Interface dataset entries

********

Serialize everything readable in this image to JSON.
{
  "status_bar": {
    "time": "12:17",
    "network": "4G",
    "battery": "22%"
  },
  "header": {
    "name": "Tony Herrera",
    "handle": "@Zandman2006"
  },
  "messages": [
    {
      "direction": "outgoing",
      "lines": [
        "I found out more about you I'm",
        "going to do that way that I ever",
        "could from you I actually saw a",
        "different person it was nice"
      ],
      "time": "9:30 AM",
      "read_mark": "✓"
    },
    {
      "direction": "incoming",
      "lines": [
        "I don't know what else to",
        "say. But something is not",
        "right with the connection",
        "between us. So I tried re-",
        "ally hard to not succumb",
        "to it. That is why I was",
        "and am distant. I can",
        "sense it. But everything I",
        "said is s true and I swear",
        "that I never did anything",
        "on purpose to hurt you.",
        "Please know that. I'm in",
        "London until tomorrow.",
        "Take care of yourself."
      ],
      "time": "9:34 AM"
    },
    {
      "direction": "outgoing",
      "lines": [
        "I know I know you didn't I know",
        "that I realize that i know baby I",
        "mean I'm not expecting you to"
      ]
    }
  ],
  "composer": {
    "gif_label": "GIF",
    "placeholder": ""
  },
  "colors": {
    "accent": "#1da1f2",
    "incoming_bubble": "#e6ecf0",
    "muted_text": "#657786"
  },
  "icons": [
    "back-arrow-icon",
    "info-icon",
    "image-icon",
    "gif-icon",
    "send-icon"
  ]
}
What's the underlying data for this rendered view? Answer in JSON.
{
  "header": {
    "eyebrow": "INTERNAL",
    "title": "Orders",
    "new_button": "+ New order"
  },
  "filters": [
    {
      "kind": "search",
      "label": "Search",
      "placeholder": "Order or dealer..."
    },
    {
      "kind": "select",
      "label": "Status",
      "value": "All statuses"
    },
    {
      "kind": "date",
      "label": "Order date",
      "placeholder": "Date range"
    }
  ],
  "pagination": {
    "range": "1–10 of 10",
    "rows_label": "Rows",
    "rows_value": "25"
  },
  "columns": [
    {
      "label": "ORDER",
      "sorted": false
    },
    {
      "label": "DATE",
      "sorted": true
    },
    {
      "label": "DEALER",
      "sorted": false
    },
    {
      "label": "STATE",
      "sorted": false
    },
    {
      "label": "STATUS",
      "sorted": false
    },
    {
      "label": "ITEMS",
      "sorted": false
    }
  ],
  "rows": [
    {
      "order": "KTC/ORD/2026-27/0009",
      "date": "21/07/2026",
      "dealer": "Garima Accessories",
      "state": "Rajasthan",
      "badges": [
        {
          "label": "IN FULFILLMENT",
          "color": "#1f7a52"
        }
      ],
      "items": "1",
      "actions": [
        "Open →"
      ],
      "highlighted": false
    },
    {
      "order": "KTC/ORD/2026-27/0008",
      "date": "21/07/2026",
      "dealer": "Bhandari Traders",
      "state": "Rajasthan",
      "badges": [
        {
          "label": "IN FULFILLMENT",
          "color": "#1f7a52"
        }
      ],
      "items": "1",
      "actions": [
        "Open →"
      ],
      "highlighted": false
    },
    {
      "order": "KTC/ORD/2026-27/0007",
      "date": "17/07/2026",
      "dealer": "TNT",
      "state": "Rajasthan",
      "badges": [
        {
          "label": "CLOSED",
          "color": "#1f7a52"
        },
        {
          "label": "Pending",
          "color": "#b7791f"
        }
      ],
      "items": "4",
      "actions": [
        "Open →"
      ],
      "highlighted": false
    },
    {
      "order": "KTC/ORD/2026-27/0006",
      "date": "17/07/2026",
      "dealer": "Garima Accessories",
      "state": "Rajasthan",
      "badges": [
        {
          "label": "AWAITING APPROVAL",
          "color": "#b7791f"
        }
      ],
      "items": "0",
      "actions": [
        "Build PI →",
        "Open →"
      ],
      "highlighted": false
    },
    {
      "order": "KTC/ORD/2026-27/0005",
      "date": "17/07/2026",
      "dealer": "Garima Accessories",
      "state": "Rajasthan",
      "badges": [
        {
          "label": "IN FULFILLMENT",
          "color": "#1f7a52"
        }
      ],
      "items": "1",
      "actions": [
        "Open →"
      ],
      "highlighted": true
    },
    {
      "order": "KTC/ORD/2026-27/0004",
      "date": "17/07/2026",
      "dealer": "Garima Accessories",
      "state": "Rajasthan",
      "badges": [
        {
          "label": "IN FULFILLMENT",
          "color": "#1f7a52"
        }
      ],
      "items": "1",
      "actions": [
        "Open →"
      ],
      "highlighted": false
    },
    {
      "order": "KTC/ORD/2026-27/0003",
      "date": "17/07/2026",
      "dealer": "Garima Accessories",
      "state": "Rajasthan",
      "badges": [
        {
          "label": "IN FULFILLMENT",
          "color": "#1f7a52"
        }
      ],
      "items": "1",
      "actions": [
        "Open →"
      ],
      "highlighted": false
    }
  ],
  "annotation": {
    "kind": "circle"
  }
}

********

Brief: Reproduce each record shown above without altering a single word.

Result of the task:
Serialize everything readable in this image to JSON.
{
  "status_bar": {
    "time": "12:17",
    "network": "4G",
    "battery": "22%"
  },
  "header": {
    "name": "Tony Herrera",
    "handle": "@Zandman2006"
  },
  "messages": [
    {
      "direction": "outgoing",
      "lines": [
        "I found out more about you I'm",
        "going to do that way that I ever",
        "could from you I actually saw a",
        "different person it was nice"
      ],
      "time": "9:30 AM",
      "read_mark": "✓"
    },
    {
      "direction": "incoming",
      "lines": [
        "I don't know what else to",
        "say. But something is not",
        "right with the connection",
        "between us. So I tried re-",
        "ally hard to not succumb",
        "to it. That is why I was",
        "and am distant. I can",
        "sense it. But everything I",
        "said is s true and I swear",
        "that I never did anything",
        "on purpose to hurt you.",
        "Please know that. I'm in",
        "London until tomorrow.",
        "Take care of yourself."
      ],
      "time": "9:34 AM"
    },
    {
      "direction": "outgoing",
      "lines": [
        "I know I know you didn't I know",
        "that I realize that i know baby I",
        "mean I'm not expecting you to"
      ]
    }
  ],
  "composer": {
    "gif_label": "GIF",
    "placeholder": ""
  },
  "colors": {
    "accent": "#1da1f2",
    "incoming_bubble": "#e6ecf0",
    "muted_text": "#657786"
  },
  "icons": [
    "back-arrow-icon",
    "info-icon",
    "image-icon",
    "gif-icon",
    "send-icon"
  ]
}
What's the underlying data for this rendered view? Answer in JSON.
{
  "header": {
    "eyebrow": "INTERNAL",
    "title": "Orders",
    "new_button": "+ New order"
  },
  "filters": [
    {
      "kind": "search",
      "label": "Search",
      "placeholder": "Order or dealer..."
    },
    {
      "kind": "select",
      "label": "Status",
      "value": "All statuses"
    },
    {
      "kind": "date",
      "label": "Order date",
      "placeholder": "Date range"
    }
  ],
  "pagination": {
    "range": "1–10 of 10",
    "rows_label": "Rows",
    "rows_value": "25"
  },
  "columns": [
    {
      "label": "ORDER",
      "sorted": false
    },
    {
      "label": "DATE",
      "sorted": true
    },
    {
      "label": "DEALER",
      "sorted": false
    },
    {
      "label": "STATE",
      "sorted": false
    },
    {
      "label": "STATUS",
      "sorted": false
    },
    {
      "label": "ITEMS",
      "sorted": false
    }
  ],
  "rows": [
    {
      "order": "KTC/ORD/2026-27/0009",
      "date": "21/07/2026",
      "dealer": "Garima Accessories",
      "state": "Rajasthan",
      "badges": [
        {
          "label": "IN FULFILLMENT",
          "color": "#1f7a52"
        }
      ],
      "items": "1",
      "actions": [
        "Open →"
      ],
      "highlighted": false
    },
    {
      "order": "KTC/ORD/2026-27/0008",
      "date": "21/07/2026",
      "dealer": "Bhandari Traders",
      "state": "Rajasthan",
      "badges": [
        {
          "label": "IN FULFILLMENT",
          "color": "#1f7a52"
        }
      ],
      "items": "1",
      "actions": [
        "Open →"
      ],
      "highlighted": false
    },
    {
      "order": "KTC/ORD/2026-27/0007",
      "date": "17/07/2026",
      "dealer": "TNT",
      "state": "Rajasthan",
      "badges": [
        {
          "label": "CLOSED",
          "color": "#1f7a52"
        },
        {
          "label": "Pending",
          "color": "#b7791f"
        }
      ],
      "items": "4",
      "actions": [
        "Open →"
      ],
      "highlighted": false
    },
    {
      "order": "KTC/ORD/2026-27/0006",
      "date": "17/07/2026",
      "dealer": "Garima Accessories",
      "state": "Rajasthan",
      "badges": [
        {
          "label": "AWAITING APPROVAL",
          "color": "#b7791f"
        }
      ],
      "items": "0",
      "actions": [
        "Build PI →",
        "Open →"
      ],
      "highlighted": false
    },
    {
      "order": "KTC/ORD/2026-27/0005",
      "date": "17/07/2026",
      "dealer": "Garima Accessories",
      "state": "Rajasthan",
      "badges": [
        {
          "label": "IN FULFILLMENT",
          "color": "#1f7a52"
        }
      ],
      "items": "1",
      "actions": [
        "Open →"
      ],
      "highlighted": true
    },
    {
      "order": "KTC/ORD/2026-27/0004",
      "date": "17/07/2026",
      "dealer": "Garima Accessories",
      "state": "Rajasthan",
      "badges": [
        {
          "label": "IN FULFILLMENT",
          "color": "#1f7a52"
        }
      ],
      "items": "1",
      "actions": [
        "Open →"
      ],
      "highlighted": false
    },
    {
      "order": "KTC/ORD/2026-27/0003",
      "date": "17/07/2026",
      "dealer": "Garima Accessories",
      "state": "Rajasthan",
      "badges": [
        {
          "label": "IN FULFILLMENT",
          "color": "#1f7a52"
        }
      ],
      "items": "1",
      "actions": [
        "Open →"
      ],
      "highlighted": false
    }
  ],
  "annotation": {
    "kind": "circle"
  }
}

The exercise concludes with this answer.